"People living along and beyond main transport routes in suburbs like Onehunga, Westmere, Glendowie, Grey Lynn, Henderson, Grafton and Blockhouse Bay woke up one morning to find their rights had been completely trampled on, it was undemocratic and unrealistic," she said.
"Some streets that contain important character homes suddenly went from single house only, to zones allowing 3 storey apartment blocks. In some of the affected streets, like Francis Street in Grey Lynn, houses date back to the early 1900's. Others in Westmere contain noted 1920s bungalows. In Grey Street, Onehunga there are important turn of the century villas that add greatly to the suburb's character.

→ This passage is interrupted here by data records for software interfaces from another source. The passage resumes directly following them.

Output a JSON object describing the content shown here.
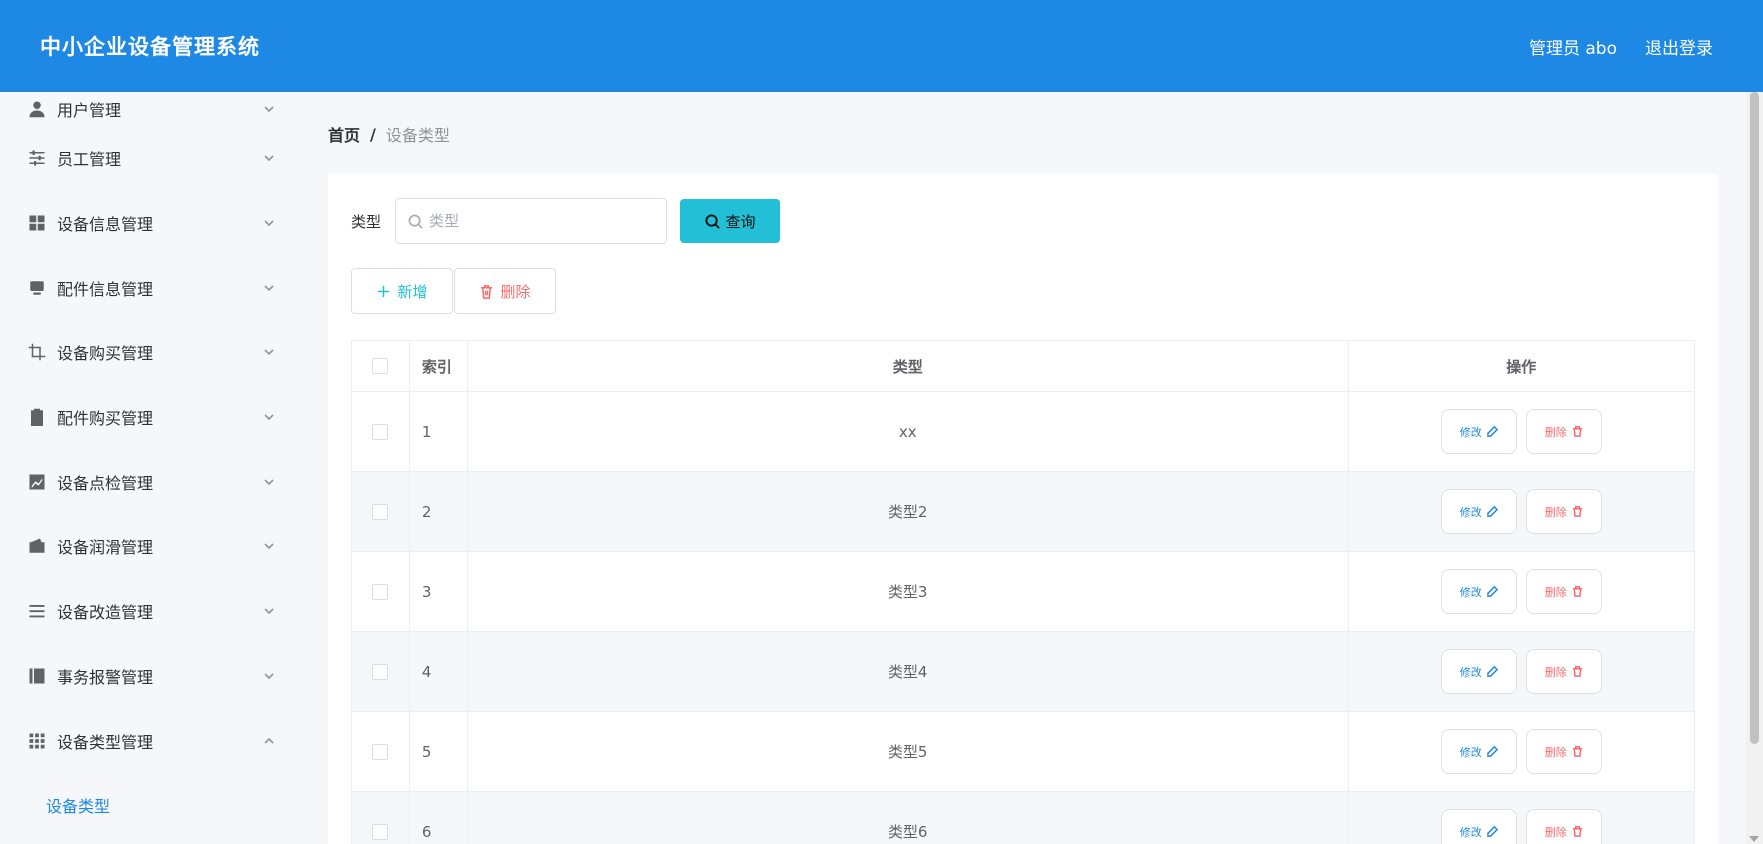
{
  "header": {
    "title": "中小企业设备管理系统",
    "user": "管理员 abo",
    "logout": "退出登录"
  },
  "sidebar": {
    "items": [
      {
        "label": "用户管理",
        "icon": "user-icon"
      },
      {
        "label": "员工管理",
        "icon": "sliders-icon"
      },
      {
        "label": "设备信息管理",
        "icon": "grid-icon"
      },
      {
        "label": "配件信息管理",
        "icon": "monitor-icon"
      },
      {
        "label": "设备购买管理",
        "icon": "crop-icon"
      },
      {
        "label": "配件购买管理",
        "icon": "clipboard-check-icon"
      },
      {
        "label": "设备点检管理",
        "icon": "chart-icon"
      },
      {
        "label": "设备润滑管理",
        "icon": "wallet-icon"
      },
      {
        "label": "设备改造管理",
        "icon": "list-icon"
      },
      {
        "label": "事务报警管理",
        "icon": "notebook-icon"
      },
      {
        "label": "设备类型管理",
        "icon": "apps-icon"
      }
    ],
    "active_sub": "设备类型"
  },
  "breadcrumb": {
    "home": "首页",
    "separator": "/",
    "current": "设备类型"
  },
  "search": {
    "label": "类型",
    "placeholder": "类型",
    "value": "",
    "query_label": "查询"
  },
  "actions": {
    "add_label": "新增",
    "delete_label": "删除"
  },
  "table": {
    "headers": {
      "index": "索引",
      "type": "类型",
      "ops": "操作"
    },
    "rows": [
      {
        "index": "1",
        "type": "xx"
      },
      {
        "index": "2",
        "type": "类型2"
      },
      {
        "index": "3",
        "type": "类型3"
      },
      {
        "index": "4",
        "type": "类型4"
      },
      {
        "index": "5",
        "type": "类型5"
      },
      {
        "index": "6",
        "type": "类型6"
      }
    ],
    "edit_label": "修改",
    "delete_label": "删除"
  },
  "colors": {
    "primary": "#1e88e5",
    "accent": "#22bfd6",
    "danger": "#f56c6c"
  }
}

Sticking multi-storey apartment blocks next to them doesn't make sense and will not solve Auckland's housing issues."
In other economic and financial news...
Westpac reported from its McDermott Miller survey that consumer confidence picked up slightly in the September quarter, but remained below average levels and remained weak for those in rural areas and those on lower incomes.
The overall consumer confidence index rose two points to 108 and was below the long-run average of 111.4, while the present conditions index fell 0.8 points to 109.2 and the expected conditions index rose 3.9 points to 107.2. The outlook five years ahead improved, with a net 15% expecting better times from 7.2% in the last quarter, but the measure remained just above a 26-year low. Confidence increased most for those with incomes between NZ$50,000 to NZ$100,000 per year, while those on lower incomes reported their financial situation had not improved over the last year.
BusinessNZ and BNZ reported from their Performance of Services survey that the services part of the economy expanded at a faster rate in August than in July. The PSI Index rose 3.4 points to 57.9, its fastest growth rate since December. Any reading over 50 indicates expansion.
Quote of the day:
"If you want to be the leader of GreenpeaceNZ, it's necessary to have a large beard"
Tweets of the day:
You laugh, but @RusselNorman's beard has a colony of huia living in it.
My advice to these students - get a job on a dairy farm, quick. You'll be fine.
George Takei in response to Donald Trump asking why Barack Obama was campaigning instead of 'working as US President'.
As Commander-in-Chief, he is sworn to protect us from threats both foreign and domestic. You, sir, are the latter.
As Game of Thrones overtakes Frasier for #Emmy wins, its stars are pelted onstage with what appears to be tossed salad and scrambled eggs.
Twitpic of the day:
'Do you know why I pulled you over?'
'Is it the missing apostrophe?'
'It is the missing apostrophe'
Have a great day